Canton Tea Company Cooked Mini Beeng, 2012. I got this a week ago, and it’s new-leather smell is very, very intense, so I keep trying to steep it in different temperatures and with different amounts of the cake, because although I think it’s a nice tea (or will be when I can get the hang of steeping it just right), its leather smell is too overpowering for me. I’m drinking it this afternoon using just a couple of grams in 150ml boiling-point water for 10-20-second steeps, and that seems to work quite well, though I prefer deeper, more subdued woody, smoky shous.
Thanks Yang-chu, I’ll try that – just read your own post to this thread and saw you broke a bit off and left it out – do you just leave it completely open to the air? (I’m wondering if I leave it completely open, it’ll absorb cooking smells or too much air moisture)
Yeah I have to air out puerh samples also, most of the time. I happen to have a number of clay bowls and little pots around the house. I keep mini beeng cha cakes in a Mason jar. My low tech airing method is to rubber band a paper towel or napkin over the open top to let air reach the tea but keep dust etc. out. I store in my living room or if the weather is warm and muggy I will move the pots out to the 3 season porch.
I usually will do the airing of raw stuff that’s too astringent.
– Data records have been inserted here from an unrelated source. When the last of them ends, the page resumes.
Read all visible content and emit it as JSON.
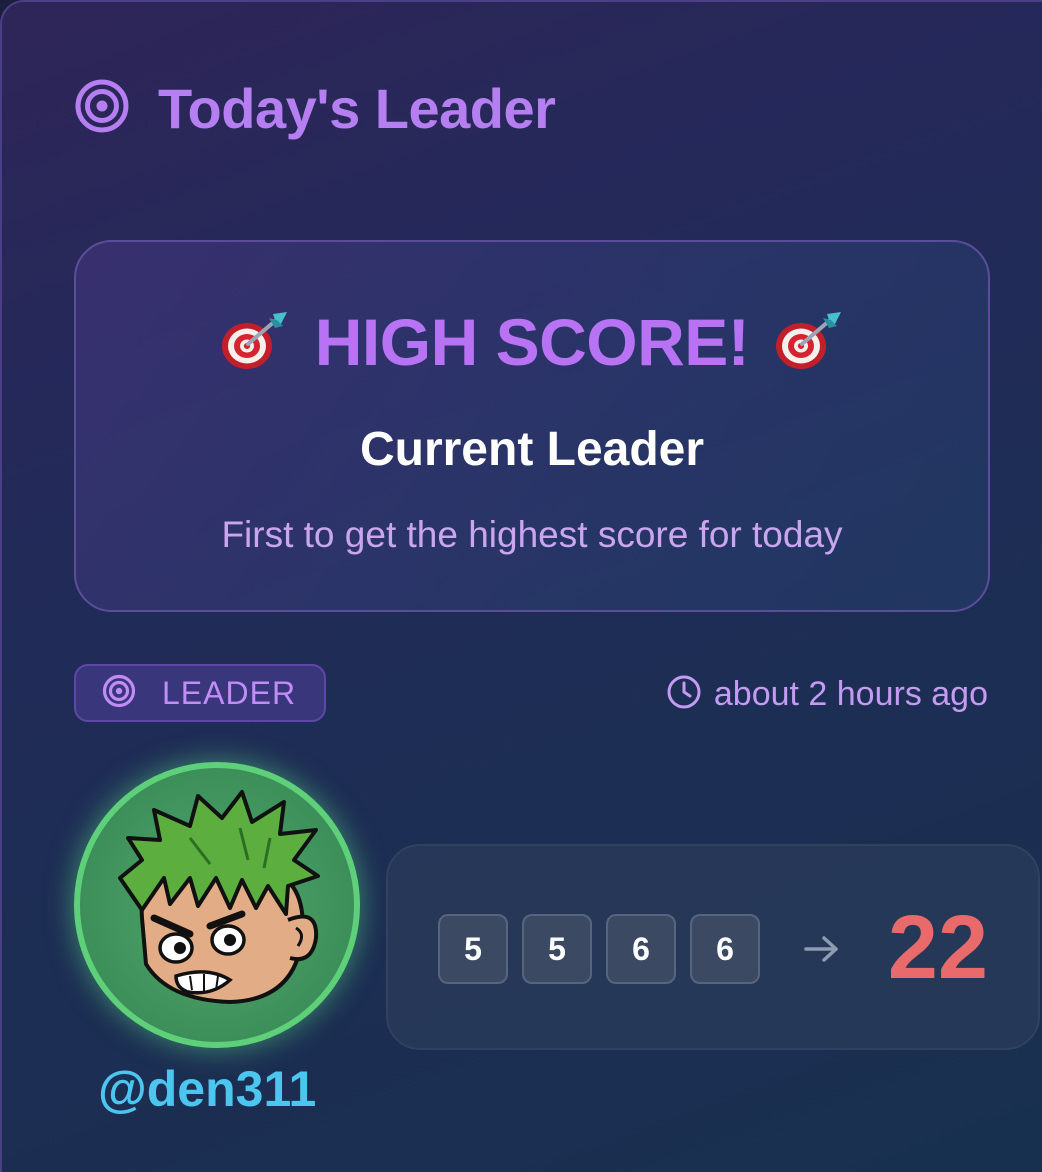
{
  "header": {
    "title": "Today's Leader",
    "icon": "target-icon"
  },
  "hero": {
    "title": "HIGH SCORE!",
    "icon": "dart-target-icon",
    "subtitle": "Current Leader",
    "description": "First to get the highest score for today"
  },
  "badge": {
    "label": "LEADER",
    "icon": "target-icon"
  },
  "time": {
    "label": "about 2 hours ago",
    "icon": "clock-icon"
  },
  "user": {
    "handle": "@den311",
    "avatar": "cartoon-avatar"
  },
  "roll": {
    "dice": [
      "5",
      "5",
      "6",
      "6"
    ],
    "arrow": "arrow-right-icon",
    "total": "22"
  },
  "colors": {
    "accent_purple": "#b57ff2",
    "username_cyan": "#4cc6ee",
    "total_red": "#e86a6a",
    "avatar_ring_green": "#5fd07a"
  }
}
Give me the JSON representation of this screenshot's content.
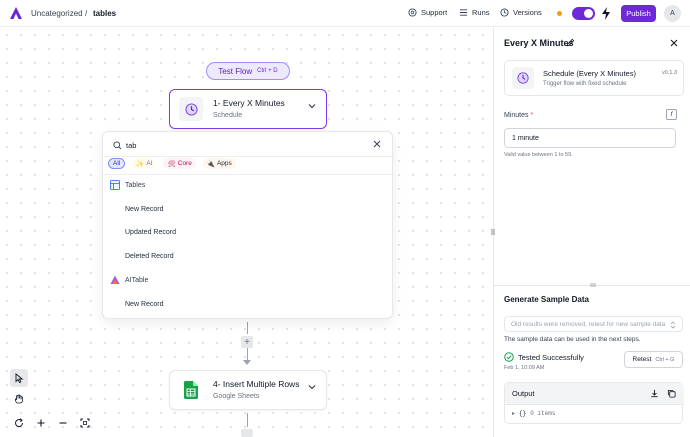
{
  "header": {
    "folder": "Uncategorized",
    "separator": "/",
    "flow_name": "tables",
    "support_label": "Support",
    "runs_label": "Runs",
    "versions_label": "Versions",
    "publish_label": "Publish",
    "avatar_initial": "A"
  },
  "canvas": {
    "test_flow_label": "Test Flow",
    "test_flow_shortcut": "Ctrl + D",
    "steps": [
      {
        "title": "1- Every X Minutes",
        "subtitle": "Schedule"
      },
      {
        "title": "4- Insert Multiple Rows",
        "subtitle": "Google Sheets"
      }
    ]
  },
  "picker": {
    "search_value": "tab",
    "filters": [
      {
        "label": "All"
      },
      {
        "label": "AI"
      },
      {
        "label": "Core"
      },
      {
        "label": "Apps"
      }
    ],
    "results": [
      {
        "kind": "group",
        "label": "Tables"
      },
      {
        "kind": "action",
        "label": "New Record"
      },
      {
        "kind": "action",
        "label": "Updated Record"
      },
      {
        "kind": "action",
        "label": "Deleted Record"
      },
      {
        "kind": "group",
        "label": "AITable"
      },
      {
        "kind": "action",
        "label": "New Record"
      }
    ]
  },
  "panel": {
    "title": "Every X Minutes",
    "trigger_title": "Schedule (Every X Minutes)",
    "trigger_desc": "Trigger flow with fixed schedule",
    "trigger_version": "v0.1.3",
    "field_label": "Minutes",
    "required_mark": "*",
    "fx_label": "f",
    "minutes_value": "1 minute",
    "hint": "Valid value between 1 to 59.",
    "sample_title": "Generate Sample Data",
    "old_results": "Old results were removed, retest for new sample data",
    "sample_note": "The sample data can be used in the next steps.",
    "tested_label": "Tested Successfully",
    "tested_time": "Feb 1, 10:09 AM",
    "retest_label": "Retest",
    "retest_shortcut": "Ctrl + G",
    "output_label": "Output",
    "output_brace": "{}",
    "output_items": "0 items"
  },
  "colors": {
    "accent": "#6d28d9",
    "success": "#16a34a",
    "warning_dot": "#f59e0b"
  }
}
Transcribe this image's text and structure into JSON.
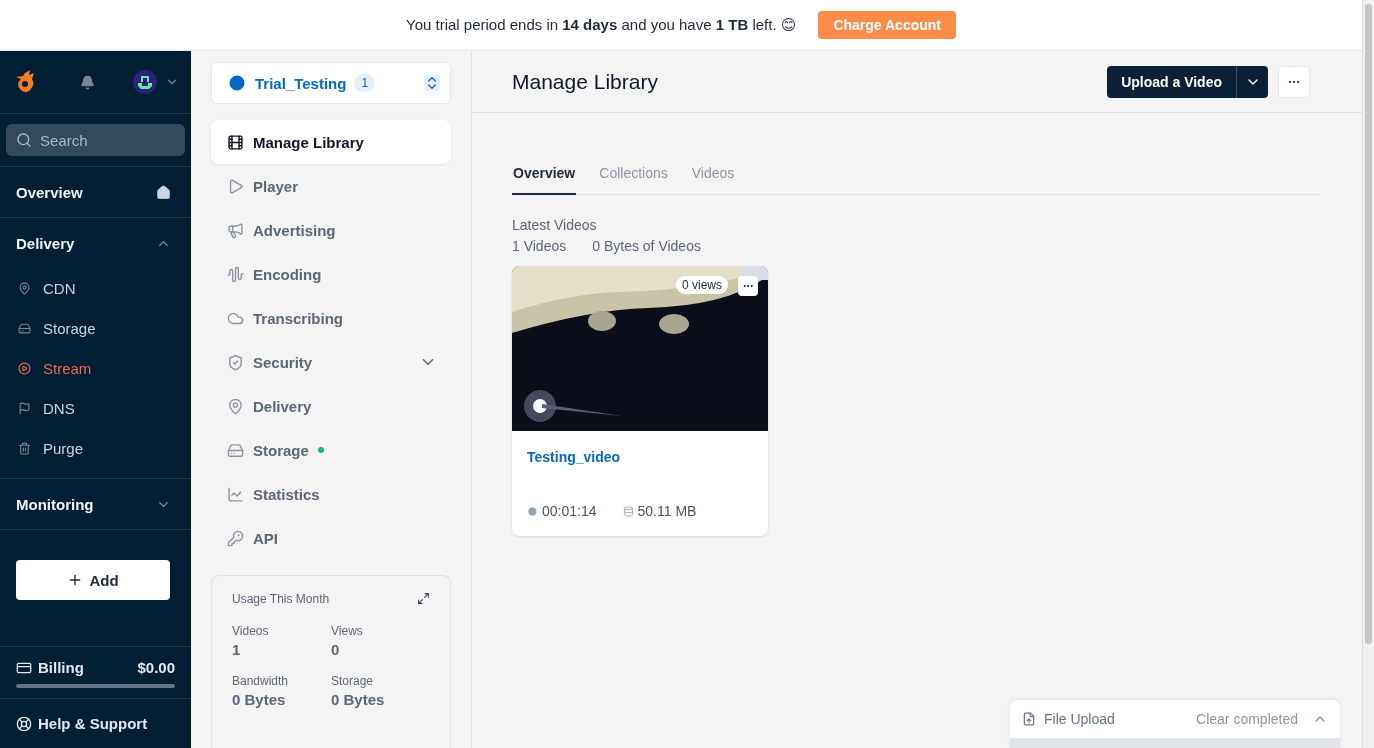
{
  "banner": {
    "text": "You trial period ends in **14 days** and you have **1 TB** left. 😊",
    "button": "Charge Account"
  },
  "sidebar": {
    "search": {
      "placeholder": "Search"
    },
    "sections": [
      {
        "label": "Overview",
        "kind": "link"
      },
      {
        "label": "Delivery",
        "kind": "group",
        "expanded": true,
        "items": [
          {
            "label": "CDN",
            "selected": false
          },
          {
            "label": "Storage",
            "selected": false
          },
          {
            "label": "Stream",
            "selected": true
          },
          {
            "label": "DNS",
            "selected": false
          },
          {
            "label": "Purge",
            "selected": false
          }
        ]
      },
      {
        "label": "Monitoring",
        "kind": "group",
        "expanded": false
      }
    ],
    "add_button": "Add",
    "billing": {
      "label": "Billing",
      "amount": "$0.00"
    },
    "help": "Help & Support"
  },
  "library": {
    "name": "Trial_Testing",
    "count": "1",
    "menu": [
      {
        "label": "Manage Library",
        "selected": true
      },
      {
        "label": "Player",
        "selected": false
      },
      {
        "label": "Advertising",
        "selected": false
      },
      {
        "label": "Encoding",
        "selected": false
      },
      {
        "label": "Transcribing",
        "selected": false
      },
      {
        "label": "Security",
        "selected": false,
        "expanded": false
      },
      {
        "label": "Delivery",
        "selected": false
      },
      {
        "label": "Storage",
        "selected": false,
        "color": "#10b981"
      },
      {
        "label": "Statistics",
        "selected": false
      },
      {
        "label": "API",
        "selected": false
      }
    ],
    "usage": {
      "title": "Usage This Month",
      "stats": [
        {
          "label": "Videos",
          "value": "1"
        },
        {
          "label": "Views",
          "value": "0"
        },
        {
          "label": "Bandwidth",
          "value": "0 Bytes"
        },
        {
          "label": "Storage",
          "value": "0 Bytes"
        }
      ]
    }
  },
  "main": {
    "title": "Manage Library",
    "upload_button": "Upload a Video",
    "tabs": [
      {
        "label": "Overview",
        "selected": true
      },
      {
        "label": "Collections",
        "selected": false
      },
      {
        "label": "Videos",
        "selected": false
      }
    ],
    "section_title": "Latest Videos",
    "video_count": "1 Videos",
    "bytes": "0 Bytes of Videos",
    "videos": [
      {
        "title": "Testing_video",
        "views": "0 views",
        "duration": "00:01:14",
        "size": "50.11 MB"
      }
    ]
  },
  "file_upload": {
    "title": "File Upload",
    "clear": "Clear completed",
    "expanded": false
  }
}
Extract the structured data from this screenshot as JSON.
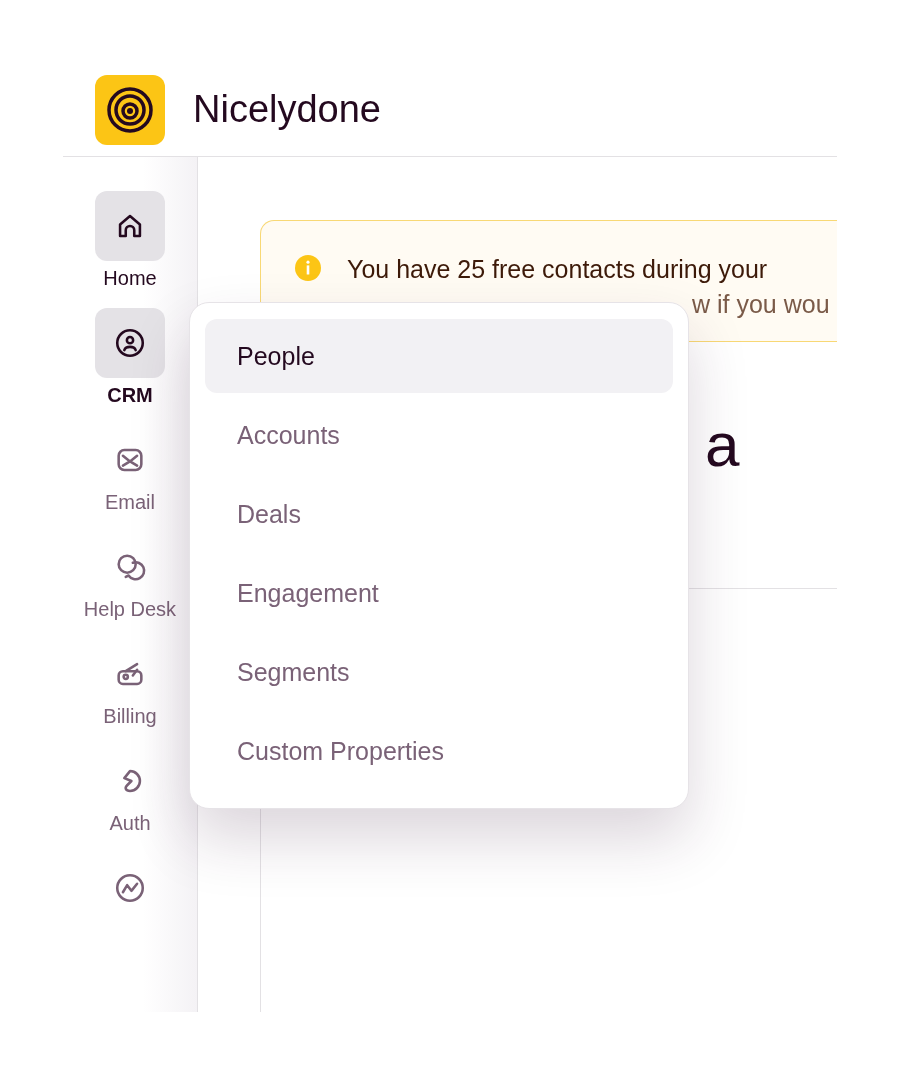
{
  "header": {
    "app_name": "Nicelydone"
  },
  "sidebar": {
    "items": [
      {
        "label": "Home",
        "kind": "home",
        "selected": false,
        "hovered": true
      },
      {
        "label": "CRM",
        "kind": "crm",
        "selected": true,
        "hovered": false
      },
      {
        "label": "Email",
        "kind": "email",
        "selected": false,
        "hovered": false
      },
      {
        "label": "Help Desk",
        "kind": "helpdesk",
        "selected": false,
        "hovered": false
      },
      {
        "label": "Billing",
        "kind": "billing",
        "selected": false,
        "hovered": false
      },
      {
        "label": "Auth",
        "kind": "auth",
        "selected": false,
        "hovered": false
      },
      {
        "kind": "analytics",
        "selected": false,
        "hovered": false
      }
    ]
  },
  "banner": {
    "line_1": "You have 25 free contacts during your",
    "line_2": "w if you wou"
  },
  "page_heading": "a",
  "menu": {
    "items": [
      {
        "label": "People",
        "selected": true
      },
      {
        "label": "Accounts",
        "selected": false
      },
      {
        "label": "Deals",
        "selected": false
      },
      {
        "label": "Engagement",
        "selected": false
      },
      {
        "label": "Segments",
        "selected": false
      },
      {
        "label": "Custom Properties",
        "selected": false
      }
    ]
  }
}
The silver needle I mentioned yesterday has just been sitting out as display. Stuff I may be in working rotation that’s not too fancy will just sit out. Most of the ripe cakes I just let sit in storage. If it’s really smelly, I just let the whole cake sit in the living room, away from the other stuff. I normally quick age my cakes in zi-sha caddies. I found that the cardboard tea canister ages more quickly. The Bana that I had was just blah until just recently. Mostly just raw. I have a few Moonlights in canisters, but otherwise it’s mostly the raw stuff. I have one spectacularly rich Ya-pu ripe brick, which I also have some stored in a canister, but no other ripes. For them, it’s just a waiting game. Naturally, nothing is stored near spices.
Thanks very much, Cwyn and Yeng-chu for the pointers; I’ve got a few clay bowls I could use, so I’ll start there with some tissue paper over the top. I love the idea of airing-out my smelliest shou cake in the living room, but I know my coffee-drinking housemate wouldn’t give me a minute’s peace if I did :)
I suppose it would seem odd to a non tea drinker as to why anyone would want to keep, much less drink, a stinky batch of tea.
Fine tea makes us wise beyond the aesthetics and social mores of stinkiness.
//Nods wisely and unfathomably//